Task to complete
In the entries below, find every line with "Disk" and copy it.

*** Data listing Section Begins ***

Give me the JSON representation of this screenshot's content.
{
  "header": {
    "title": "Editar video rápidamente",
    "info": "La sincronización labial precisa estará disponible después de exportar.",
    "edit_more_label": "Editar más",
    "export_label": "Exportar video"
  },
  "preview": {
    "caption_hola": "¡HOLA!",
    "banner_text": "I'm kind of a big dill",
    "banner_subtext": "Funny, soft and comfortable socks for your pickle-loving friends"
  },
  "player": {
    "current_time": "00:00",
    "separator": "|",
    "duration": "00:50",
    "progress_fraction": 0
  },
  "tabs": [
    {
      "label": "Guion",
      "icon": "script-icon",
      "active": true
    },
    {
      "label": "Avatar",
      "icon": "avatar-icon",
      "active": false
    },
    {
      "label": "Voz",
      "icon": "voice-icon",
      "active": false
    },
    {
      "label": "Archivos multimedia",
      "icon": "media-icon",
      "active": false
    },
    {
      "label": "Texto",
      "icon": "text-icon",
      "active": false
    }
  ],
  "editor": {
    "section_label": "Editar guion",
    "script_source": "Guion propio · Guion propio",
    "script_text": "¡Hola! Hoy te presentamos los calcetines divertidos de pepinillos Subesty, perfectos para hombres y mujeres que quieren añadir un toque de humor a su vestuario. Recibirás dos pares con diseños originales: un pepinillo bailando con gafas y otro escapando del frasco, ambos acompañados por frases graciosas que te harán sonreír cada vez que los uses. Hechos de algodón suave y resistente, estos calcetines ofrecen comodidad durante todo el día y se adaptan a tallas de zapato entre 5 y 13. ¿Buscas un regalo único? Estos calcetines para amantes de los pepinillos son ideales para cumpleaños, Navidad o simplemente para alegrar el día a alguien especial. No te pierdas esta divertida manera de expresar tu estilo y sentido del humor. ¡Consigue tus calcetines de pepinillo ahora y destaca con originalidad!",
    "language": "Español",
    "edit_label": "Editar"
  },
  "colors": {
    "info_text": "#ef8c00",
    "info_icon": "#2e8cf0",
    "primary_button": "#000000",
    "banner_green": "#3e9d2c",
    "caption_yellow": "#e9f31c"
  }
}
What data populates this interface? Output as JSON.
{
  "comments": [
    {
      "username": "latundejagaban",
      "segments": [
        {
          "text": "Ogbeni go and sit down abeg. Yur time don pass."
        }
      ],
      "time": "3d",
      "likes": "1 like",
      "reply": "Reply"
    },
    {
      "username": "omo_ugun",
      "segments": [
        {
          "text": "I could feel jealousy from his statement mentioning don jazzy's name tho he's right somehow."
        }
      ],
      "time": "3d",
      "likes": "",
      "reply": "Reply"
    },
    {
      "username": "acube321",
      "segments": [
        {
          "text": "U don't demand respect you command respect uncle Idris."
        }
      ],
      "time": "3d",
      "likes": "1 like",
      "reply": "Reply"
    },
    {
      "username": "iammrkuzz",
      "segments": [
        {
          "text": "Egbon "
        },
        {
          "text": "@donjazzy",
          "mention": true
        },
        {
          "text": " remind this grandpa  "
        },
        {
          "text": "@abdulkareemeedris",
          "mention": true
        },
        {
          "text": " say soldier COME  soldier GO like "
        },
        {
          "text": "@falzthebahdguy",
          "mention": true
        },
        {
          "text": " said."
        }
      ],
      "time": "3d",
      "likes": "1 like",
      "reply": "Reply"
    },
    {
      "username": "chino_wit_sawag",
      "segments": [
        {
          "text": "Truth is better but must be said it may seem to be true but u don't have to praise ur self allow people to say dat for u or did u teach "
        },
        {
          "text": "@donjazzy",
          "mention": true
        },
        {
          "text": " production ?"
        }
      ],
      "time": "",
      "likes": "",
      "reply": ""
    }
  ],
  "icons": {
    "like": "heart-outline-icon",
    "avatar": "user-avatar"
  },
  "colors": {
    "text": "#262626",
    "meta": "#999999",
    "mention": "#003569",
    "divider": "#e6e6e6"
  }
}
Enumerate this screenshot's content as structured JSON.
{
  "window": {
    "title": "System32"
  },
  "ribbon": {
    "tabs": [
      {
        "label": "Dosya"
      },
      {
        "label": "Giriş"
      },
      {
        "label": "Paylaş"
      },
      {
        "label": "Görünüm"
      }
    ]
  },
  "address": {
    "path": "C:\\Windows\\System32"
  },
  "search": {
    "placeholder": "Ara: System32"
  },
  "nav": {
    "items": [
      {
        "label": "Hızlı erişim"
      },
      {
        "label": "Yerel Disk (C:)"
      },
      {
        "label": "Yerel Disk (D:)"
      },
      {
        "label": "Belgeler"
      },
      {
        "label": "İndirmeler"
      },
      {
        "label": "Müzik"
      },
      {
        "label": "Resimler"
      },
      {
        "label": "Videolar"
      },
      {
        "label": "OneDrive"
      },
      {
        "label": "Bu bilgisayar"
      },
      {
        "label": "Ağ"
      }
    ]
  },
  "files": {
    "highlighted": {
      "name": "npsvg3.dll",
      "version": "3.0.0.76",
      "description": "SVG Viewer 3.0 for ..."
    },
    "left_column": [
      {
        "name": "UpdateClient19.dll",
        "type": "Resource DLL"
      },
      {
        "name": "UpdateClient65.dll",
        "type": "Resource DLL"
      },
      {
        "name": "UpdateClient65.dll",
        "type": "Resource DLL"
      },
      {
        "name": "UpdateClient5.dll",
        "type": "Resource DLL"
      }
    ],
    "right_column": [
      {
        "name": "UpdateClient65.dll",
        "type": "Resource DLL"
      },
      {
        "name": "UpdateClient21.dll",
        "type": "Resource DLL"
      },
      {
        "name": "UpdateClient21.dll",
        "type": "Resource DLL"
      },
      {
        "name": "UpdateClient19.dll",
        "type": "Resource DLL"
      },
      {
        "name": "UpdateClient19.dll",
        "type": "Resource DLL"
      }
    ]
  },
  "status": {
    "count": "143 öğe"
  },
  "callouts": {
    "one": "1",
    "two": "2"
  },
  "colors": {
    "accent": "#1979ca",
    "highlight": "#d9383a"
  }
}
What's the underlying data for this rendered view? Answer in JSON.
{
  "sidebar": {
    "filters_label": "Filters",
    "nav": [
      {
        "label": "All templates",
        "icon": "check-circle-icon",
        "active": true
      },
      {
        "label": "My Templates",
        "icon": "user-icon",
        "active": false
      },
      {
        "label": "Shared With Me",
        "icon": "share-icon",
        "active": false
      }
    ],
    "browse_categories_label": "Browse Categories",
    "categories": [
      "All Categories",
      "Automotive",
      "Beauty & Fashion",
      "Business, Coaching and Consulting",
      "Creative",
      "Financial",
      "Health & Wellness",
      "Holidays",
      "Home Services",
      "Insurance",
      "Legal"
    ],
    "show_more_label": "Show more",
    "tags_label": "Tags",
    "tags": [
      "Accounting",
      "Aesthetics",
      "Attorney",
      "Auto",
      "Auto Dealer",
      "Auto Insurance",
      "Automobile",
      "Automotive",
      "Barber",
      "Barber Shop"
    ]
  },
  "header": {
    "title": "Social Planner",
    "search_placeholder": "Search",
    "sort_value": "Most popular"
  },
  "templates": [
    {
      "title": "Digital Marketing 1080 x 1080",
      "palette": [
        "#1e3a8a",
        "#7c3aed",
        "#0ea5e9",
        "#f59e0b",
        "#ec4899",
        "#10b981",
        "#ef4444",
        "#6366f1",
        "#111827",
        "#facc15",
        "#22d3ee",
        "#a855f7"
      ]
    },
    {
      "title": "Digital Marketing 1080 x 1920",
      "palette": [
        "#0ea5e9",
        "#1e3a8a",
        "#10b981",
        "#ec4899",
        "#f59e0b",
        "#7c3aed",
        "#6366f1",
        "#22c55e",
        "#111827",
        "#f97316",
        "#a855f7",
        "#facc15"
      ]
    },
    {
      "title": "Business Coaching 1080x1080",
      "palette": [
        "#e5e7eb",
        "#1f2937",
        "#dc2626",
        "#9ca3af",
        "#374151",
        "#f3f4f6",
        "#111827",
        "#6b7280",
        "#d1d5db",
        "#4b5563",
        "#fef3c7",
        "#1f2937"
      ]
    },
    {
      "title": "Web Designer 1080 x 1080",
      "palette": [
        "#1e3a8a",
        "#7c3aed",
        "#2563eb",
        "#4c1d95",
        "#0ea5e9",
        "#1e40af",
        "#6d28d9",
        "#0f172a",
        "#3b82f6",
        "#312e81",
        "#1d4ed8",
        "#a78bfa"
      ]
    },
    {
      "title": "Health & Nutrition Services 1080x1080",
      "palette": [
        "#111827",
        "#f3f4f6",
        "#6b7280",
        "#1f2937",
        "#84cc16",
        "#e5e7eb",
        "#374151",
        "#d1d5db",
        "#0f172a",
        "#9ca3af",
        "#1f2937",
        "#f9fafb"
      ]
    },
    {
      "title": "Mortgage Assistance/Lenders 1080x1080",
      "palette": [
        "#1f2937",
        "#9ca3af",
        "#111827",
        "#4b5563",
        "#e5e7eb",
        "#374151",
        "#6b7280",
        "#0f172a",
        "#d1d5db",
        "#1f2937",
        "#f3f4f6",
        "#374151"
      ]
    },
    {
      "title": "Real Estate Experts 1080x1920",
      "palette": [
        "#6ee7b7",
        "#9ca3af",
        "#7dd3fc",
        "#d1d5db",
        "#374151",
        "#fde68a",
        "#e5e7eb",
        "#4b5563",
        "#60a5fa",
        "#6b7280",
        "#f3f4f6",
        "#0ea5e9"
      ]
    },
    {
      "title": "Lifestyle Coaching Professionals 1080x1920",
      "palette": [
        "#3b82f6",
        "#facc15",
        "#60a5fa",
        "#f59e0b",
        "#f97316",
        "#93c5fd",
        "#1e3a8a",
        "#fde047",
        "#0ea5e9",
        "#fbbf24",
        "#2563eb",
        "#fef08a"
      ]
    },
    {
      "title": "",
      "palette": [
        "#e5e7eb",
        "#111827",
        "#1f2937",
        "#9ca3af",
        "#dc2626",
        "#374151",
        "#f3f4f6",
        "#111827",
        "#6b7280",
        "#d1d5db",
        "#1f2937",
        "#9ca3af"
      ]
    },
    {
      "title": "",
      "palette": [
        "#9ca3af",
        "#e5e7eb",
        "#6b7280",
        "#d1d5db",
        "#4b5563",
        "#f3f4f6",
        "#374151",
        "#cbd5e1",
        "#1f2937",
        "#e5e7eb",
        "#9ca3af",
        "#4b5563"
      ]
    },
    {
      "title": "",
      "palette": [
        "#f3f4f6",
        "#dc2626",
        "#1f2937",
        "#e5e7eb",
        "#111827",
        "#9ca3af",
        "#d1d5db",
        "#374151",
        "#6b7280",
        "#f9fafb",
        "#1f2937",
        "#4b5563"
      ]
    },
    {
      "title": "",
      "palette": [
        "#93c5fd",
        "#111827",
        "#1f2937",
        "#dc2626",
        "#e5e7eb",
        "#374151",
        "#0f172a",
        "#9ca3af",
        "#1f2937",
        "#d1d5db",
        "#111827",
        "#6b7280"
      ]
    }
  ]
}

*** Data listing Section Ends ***

Task response
        "label": "Yerel Disk (C:)"
        "label": "Yerel Disk (D:)"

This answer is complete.